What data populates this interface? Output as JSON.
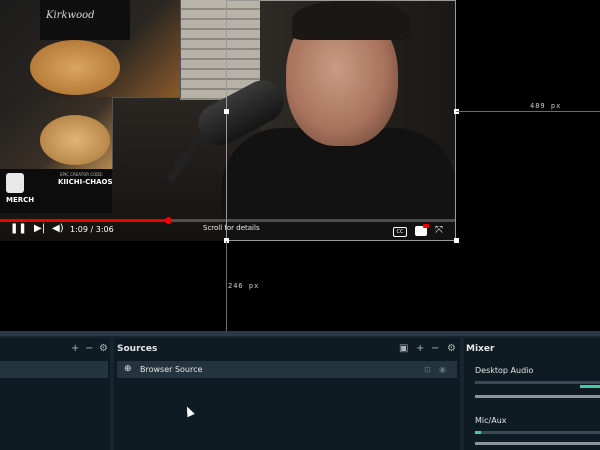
{
  "preview": {
    "video": {
      "shirt_text": "Kirkwood",
      "promo_code_label": "EPIC CREATOR CODE:",
      "promo_code": "KIICHI-CHAOS",
      "merch_label": "MERCH",
      "time": "1:09 / 3:06",
      "tooltip": "Scroll for details",
      "cc_label": "CC",
      "progress": 0.37
    },
    "guides": {
      "horizontal_label": "489 px",
      "vertical_label": "246 px"
    }
  },
  "dock": {
    "sources": {
      "title": "Sources",
      "items": [
        {
          "label": "Browser Source"
        }
      ]
    },
    "mixer": {
      "title": "Mixer",
      "channels": [
        {
          "label": "Desktop Audio",
          "level": 0.0
        },
        {
          "label": "Mic/Aux",
          "level": 0.05
        }
      ]
    },
    "icons": {
      "add": "+",
      "remove": "−",
      "settings": "⚙",
      "folder": "▣"
    }
  },
  "colors": {
    "accent": "#3cd0a0",
    "dock_bg": "#17252e",
    "panel_bg": "#0f1b22",
    "row_bg": "#23343e",
    "progress": "#e00000"
  }
}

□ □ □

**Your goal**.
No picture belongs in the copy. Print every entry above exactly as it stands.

**Exercise answer**.
What data populates this interface? Output as JSON.
{
  "preview": {
    "video": {
      "shirt_text": "Kirkwood",
      "promo_code_label": "EPIC CREATOR CODE:",
      "promo_code": "KIICHI-CHAOS",
      "merch_label": "MERCH",
      "time": "1:09 / 3:06",
      "tooltip": "Scroll for details",
      "cc_label": "CC",
      "progress": 0.37
    },
    "guides": {
      "horizontal_label": "489 px",
      "vertical_label": "246 px"
    }
  },
  "dock": {
    "sources": {
      "title": "Sources",
      "items": [
        {
          "label": "Browser Source"
        }
      ]
    },
    "mixer": {
      "title": "Mixer",
      "channels": [
        {
          "label": "Desktop Audio",
          "level": 0.0
        },
        {
          "label": "Mic/Aux",
          "level": 0.05
        }
      ]
    },
    "icons": {
      "add": "+",
      "remove": "−",
      "settings": "⚙",
      "folder": "▣"
    }
  },
  "colors": {
    "accent": "#3cd0a0",
    "dock_bg": "#17252e",
    "panel_bg": "#0f1b22",
    "row_bg": "#23343e",
    "progress": "#e00000"
  }
}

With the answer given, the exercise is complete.